Video | Agriculture | Confidence | Economy | Energy | Employment | Finance | Media | Property | RBNZ | Science | SOEs | Tax | Technology | Telecoms | Tourism | Transport | Search

 


RBNZ backs up kiwi dollar jawboning with $199 mln sell down

RBNZ backs up kiwi dollar jawboning with $199 mln sell down

Jan. 31 (BusinessDesk) - The Reserve Bank is putting its money where its mouth, selling down its holdings of New Zealand dollars last month as governor Graeme Wheeler continues to call the currency overvalued.

The bank sold a net $199 million in December when the trade-weighted index was an average 73.92, adding to the $64 million sold in November, according to Reserve Bank figures published yesterday. That's the biggest monthly sale since mid-2008 when the kiwi dollar plunged going into the global financial crisis.

Wheeler today said the kiwi dollar, which recently traded at 83.59 US cents and 75.17 on a trade-weighted basis, is overvalued and is the main reason inflation is tracking below the bank's target band.

Mike Jones, currency strategist at Bank of New Zealand in Wellington, said the central bank is backing up its heightened rhetoric with some action, and is signalling a TWI at 75 is too high.

"The bank is walking the talk by selling the kiwi dollar a little more aggressively," Jones said.

Since taking the Reserve Bank reins in September last year, Wheeler has criticised the strength of the kiwi dollar, calling it overvalued and saying it's holding back the economic recovery. He has previously ruled out intervening in currency markets, which he says wouldn't have a sustainable influence on the kiwi.

The central bank last intervened in currency markets in 2007 when it sold more than $2 billion to ease the last peak in the kiwi dollar.

The bank manages foreign exchange reserves to allow for efficient intervention and crisis management, and had an intervention capacity of $9.14 billion, as at Dec. 31.

The last major monthly movement in the Reserve Bank's foreign reserves was $525 million of net purchases in March 2011 in the wake of the Canterbury earthquake when then-governor Alan Bollard made an emergency cut to the official cash rate. The TWI was an average 67.72 that month, 11 percent weaker than the average sale last month.

Jones said the central bank has been running more of its foreign exchange programme unhedged, which is more expensive than running a hedged programme.

"The bank made a whopping big profit in the GFC, but since then, it's been haemorrhaging cash to fund its net short positions," he said. "They're hoping they can smooth the peaks and troughs, and can make some money to offset currency costs."

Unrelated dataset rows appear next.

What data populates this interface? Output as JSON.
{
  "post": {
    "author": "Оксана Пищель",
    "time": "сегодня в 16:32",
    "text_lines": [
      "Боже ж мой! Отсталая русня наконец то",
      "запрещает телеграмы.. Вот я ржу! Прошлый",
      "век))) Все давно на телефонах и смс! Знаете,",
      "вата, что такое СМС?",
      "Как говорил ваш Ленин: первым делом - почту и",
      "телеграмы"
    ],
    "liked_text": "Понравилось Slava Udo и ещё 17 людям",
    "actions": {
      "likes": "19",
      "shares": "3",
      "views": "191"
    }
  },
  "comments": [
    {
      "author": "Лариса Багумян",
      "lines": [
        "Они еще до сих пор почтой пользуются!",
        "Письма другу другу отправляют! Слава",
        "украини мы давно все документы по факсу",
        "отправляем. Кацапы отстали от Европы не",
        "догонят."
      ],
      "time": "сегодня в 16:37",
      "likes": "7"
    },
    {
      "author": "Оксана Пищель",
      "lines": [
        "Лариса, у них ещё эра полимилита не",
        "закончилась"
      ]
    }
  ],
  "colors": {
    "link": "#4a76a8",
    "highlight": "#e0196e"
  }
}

(BusinessDesk)

© Scoop Media

 
 
 
 
 
Business Headlines | Sci-Tech Headlines

 

Interest Rates: Wheeler Hikes OCR To 3% On Inflationary Pressures, Eyes Kiwi

Reserve Bank governor Graeme Wheeler lifted the official cash rate for the second time in as many months, saying non-tradable inflationary pressures were "becoming apparent" in an economy that’s picking up pace and he's watching the impact of a strong kiwi dollar on import prices. More>>

ALSO:

Scoop Business: Equity Crowd Funding Carries Risks, High Failure Rate

Equity crowd funding, which became legal in New Zealand this month, comes with a high risk of failure based on figures showing existing forays into social capital have a success rate of less than 50 percent, one new entrant says. More>>

ALSO:

Scoop Business: NZ Migration Rises To 11-Year High In March

The country gained a seasonally adjusted 3,800 net new migrants in March, the most since February 2003, said Statistics New Zealand. A net 400 people left for Australia in March, down from 600 in February, according to seasonally adjusted figures. More>>

ALSO:

Hugh Pavletich: New Zealand’s Bubble Economy Is Vulnerable

The recent Forbes e-edition article by Jesse Colombo assesses the New Zealand economy “ 12 Reasons Why New Zealand's Economic Bubble Will End In Disaster ”, seems to have created quite a stir, creating extensive media coverage in New Zealand. More>>

ALSO:

Thursday Market Close: Genesis Debut Sparks Energy Rally

New Zealand stock rose after shares in the partially privatised Genesis Energy soared as much as 18 percent in its debut listing on the NZX, buoying other listed energy companies in the process. Meridian Energy, MightyRiverPower, Contact Energy and TrustPower paced gains. More>>

ALSO:

Power Outages, Roads Close: Easter Storm Moving Down Country

The NZ Transport Agency says storm conditions at the start of the Easter break are making driving hazardous in Auckland and Northland and it advises people extreme care is needed on the regions’ state highways and roads... More>>

ALSO:

Get More From Scoop

 
 
Computer Power Plus
 
 
 
 
 
 
 
 
Business
Search Scoop  
 
 
Powered by Vodafone
NZ independent news